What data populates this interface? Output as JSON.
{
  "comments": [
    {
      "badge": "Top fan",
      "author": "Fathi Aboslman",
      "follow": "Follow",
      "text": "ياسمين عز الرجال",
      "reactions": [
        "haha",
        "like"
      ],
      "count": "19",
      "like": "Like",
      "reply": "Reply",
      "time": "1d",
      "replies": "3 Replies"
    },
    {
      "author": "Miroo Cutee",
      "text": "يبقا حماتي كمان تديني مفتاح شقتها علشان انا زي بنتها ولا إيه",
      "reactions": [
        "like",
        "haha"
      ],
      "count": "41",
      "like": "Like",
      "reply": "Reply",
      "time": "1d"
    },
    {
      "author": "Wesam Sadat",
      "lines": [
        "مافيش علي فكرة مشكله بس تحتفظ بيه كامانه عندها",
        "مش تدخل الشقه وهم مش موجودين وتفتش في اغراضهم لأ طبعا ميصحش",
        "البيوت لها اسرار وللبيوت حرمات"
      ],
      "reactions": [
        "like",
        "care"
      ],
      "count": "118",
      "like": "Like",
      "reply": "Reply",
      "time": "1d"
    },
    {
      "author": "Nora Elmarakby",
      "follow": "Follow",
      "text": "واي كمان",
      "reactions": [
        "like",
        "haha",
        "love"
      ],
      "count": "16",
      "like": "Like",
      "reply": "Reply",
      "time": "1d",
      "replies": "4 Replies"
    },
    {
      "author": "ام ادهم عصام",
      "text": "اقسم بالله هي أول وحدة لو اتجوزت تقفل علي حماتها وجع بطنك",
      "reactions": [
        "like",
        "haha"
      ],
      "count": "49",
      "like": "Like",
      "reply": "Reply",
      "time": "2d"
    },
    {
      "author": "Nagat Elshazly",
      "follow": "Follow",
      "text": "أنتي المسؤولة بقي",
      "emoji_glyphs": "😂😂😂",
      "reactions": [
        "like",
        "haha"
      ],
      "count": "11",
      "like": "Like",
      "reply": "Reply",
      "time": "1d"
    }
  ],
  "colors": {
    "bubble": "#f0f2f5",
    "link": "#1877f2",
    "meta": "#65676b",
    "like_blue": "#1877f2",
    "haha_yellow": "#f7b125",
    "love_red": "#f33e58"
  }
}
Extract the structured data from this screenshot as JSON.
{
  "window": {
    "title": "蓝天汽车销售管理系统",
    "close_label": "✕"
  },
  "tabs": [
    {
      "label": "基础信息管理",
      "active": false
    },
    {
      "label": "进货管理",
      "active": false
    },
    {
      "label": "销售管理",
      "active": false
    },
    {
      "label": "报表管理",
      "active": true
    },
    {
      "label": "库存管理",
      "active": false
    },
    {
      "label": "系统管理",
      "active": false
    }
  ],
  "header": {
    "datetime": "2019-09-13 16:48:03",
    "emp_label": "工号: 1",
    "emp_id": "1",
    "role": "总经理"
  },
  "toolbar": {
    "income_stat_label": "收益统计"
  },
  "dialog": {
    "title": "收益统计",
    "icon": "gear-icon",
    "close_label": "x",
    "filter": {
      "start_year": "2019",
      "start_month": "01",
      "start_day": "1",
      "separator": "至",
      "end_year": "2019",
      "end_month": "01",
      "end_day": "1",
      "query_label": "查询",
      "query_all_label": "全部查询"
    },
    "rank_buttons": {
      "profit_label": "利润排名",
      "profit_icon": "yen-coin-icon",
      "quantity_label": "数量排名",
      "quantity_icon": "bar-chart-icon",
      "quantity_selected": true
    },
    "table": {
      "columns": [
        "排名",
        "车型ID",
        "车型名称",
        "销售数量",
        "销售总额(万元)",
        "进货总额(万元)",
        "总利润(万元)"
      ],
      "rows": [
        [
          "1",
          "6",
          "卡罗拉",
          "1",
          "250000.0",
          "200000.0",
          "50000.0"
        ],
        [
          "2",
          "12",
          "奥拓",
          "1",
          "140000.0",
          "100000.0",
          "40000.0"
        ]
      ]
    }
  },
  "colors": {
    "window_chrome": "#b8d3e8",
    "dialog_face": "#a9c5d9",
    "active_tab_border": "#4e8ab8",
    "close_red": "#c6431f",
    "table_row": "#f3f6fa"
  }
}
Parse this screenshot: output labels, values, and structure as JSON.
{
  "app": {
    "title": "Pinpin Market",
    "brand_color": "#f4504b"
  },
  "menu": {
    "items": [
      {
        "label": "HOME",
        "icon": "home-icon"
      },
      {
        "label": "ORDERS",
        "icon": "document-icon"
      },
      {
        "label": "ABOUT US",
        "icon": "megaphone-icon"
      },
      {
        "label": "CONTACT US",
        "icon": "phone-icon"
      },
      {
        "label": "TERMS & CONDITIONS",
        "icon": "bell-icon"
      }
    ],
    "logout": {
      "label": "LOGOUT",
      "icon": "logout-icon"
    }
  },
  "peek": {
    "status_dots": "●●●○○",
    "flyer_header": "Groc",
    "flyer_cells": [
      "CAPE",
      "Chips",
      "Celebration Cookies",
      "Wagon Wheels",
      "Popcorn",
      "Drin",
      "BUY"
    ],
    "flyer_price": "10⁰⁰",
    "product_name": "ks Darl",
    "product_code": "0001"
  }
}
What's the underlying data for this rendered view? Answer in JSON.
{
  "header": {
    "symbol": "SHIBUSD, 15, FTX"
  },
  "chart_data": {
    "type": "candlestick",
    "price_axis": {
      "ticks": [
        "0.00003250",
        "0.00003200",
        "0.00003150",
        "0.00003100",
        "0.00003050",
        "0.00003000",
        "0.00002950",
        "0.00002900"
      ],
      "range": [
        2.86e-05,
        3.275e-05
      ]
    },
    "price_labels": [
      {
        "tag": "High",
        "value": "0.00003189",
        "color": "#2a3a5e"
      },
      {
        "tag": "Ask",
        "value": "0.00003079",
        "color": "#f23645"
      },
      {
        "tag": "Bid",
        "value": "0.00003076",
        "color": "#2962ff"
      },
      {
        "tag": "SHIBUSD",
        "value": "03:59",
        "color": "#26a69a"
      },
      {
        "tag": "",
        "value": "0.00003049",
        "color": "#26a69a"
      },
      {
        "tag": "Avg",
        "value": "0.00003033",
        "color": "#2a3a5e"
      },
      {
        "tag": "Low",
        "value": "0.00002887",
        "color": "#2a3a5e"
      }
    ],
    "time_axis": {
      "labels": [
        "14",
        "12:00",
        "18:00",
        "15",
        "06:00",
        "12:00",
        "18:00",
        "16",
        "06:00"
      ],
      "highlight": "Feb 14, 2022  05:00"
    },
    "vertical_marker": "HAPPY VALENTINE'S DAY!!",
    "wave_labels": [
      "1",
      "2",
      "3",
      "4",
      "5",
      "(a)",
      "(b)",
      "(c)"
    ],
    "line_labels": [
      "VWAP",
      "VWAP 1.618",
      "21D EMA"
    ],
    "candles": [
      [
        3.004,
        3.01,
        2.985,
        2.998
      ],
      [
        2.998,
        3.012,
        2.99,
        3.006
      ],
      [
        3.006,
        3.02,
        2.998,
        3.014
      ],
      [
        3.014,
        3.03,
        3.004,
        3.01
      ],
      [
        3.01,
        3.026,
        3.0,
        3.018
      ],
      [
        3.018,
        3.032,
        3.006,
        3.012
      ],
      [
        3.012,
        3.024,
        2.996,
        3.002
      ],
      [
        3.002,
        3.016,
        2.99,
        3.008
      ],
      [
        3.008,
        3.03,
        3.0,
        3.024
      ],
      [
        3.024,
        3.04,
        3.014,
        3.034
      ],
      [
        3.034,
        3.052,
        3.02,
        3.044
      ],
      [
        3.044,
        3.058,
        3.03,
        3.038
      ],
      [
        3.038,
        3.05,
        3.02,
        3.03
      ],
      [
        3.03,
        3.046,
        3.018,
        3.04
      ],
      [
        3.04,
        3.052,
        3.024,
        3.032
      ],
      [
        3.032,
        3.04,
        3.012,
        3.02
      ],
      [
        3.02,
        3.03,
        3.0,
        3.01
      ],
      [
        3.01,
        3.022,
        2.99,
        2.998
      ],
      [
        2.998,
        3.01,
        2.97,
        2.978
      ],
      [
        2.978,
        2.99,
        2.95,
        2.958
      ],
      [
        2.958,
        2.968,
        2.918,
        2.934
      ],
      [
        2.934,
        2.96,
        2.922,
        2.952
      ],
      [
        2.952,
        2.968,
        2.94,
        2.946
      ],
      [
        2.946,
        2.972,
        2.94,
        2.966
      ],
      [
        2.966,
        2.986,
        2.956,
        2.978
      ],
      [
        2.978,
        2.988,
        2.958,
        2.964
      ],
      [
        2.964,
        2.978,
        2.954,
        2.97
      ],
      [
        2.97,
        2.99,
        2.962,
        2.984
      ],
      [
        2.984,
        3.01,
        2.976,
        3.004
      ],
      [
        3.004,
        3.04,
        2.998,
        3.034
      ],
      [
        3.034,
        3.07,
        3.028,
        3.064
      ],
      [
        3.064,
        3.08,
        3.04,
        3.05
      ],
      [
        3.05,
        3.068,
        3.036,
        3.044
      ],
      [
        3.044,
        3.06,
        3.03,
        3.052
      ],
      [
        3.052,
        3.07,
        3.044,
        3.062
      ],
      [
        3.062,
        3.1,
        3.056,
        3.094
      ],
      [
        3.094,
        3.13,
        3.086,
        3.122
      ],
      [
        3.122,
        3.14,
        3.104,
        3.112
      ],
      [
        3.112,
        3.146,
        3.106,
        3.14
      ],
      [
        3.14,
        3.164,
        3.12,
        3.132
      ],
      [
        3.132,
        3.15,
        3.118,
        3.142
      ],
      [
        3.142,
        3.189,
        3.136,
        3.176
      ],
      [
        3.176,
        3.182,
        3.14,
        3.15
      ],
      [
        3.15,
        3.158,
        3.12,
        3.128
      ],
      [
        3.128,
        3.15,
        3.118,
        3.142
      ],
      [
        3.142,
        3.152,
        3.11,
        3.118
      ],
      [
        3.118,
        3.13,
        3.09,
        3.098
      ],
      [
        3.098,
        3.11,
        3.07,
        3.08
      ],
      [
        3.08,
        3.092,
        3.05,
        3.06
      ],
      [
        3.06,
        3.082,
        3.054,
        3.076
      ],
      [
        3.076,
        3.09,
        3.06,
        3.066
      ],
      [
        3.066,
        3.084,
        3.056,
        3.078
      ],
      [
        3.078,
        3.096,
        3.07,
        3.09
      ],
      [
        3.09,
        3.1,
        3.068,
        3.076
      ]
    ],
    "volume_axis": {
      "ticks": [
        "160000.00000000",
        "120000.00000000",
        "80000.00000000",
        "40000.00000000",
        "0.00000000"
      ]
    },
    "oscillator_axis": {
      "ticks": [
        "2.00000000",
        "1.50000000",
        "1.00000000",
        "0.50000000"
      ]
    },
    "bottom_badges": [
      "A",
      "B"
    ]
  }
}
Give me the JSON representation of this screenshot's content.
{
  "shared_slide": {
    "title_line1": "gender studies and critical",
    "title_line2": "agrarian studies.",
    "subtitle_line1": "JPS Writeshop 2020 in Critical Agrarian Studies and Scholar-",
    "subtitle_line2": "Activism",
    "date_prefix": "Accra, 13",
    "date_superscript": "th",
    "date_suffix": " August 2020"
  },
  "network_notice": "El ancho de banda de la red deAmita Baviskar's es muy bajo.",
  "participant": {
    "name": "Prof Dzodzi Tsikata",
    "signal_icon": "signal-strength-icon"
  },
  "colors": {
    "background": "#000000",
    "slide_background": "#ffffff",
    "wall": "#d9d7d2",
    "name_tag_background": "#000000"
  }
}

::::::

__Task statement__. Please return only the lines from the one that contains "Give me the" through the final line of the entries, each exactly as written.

__Response for this exercise__.
Give me the JSON representation of this screenshot's content.
{
  "shared_slide": {
    "title_line1": "gender studies and critical",
    "title_line2": "agrarian studies.",
    "subtitle_line1": "JPS Writeshop 2020 in Critical Agrarian Studies and Scholar-",
    "subtitle_line2": "Activism",
    "date_prefix": "Accra, 13",
    "date_superscript": "th",
    "date_suffix": " August 2020"
  },
  "network_notice": "El ancho de banda de la red deAmita Baviskar's es muy bajo.",
  "participant": {
    "name": "Prof Dzodzi Tsikata",
    "signal_icon": "signal-strength-icon"
  },
  "colors": {
    "background": "#000000",
    "slide_background": "#ffffff",
    "wall": "#d9d7d2",
    "name_tag_background": "#000000"
  }
}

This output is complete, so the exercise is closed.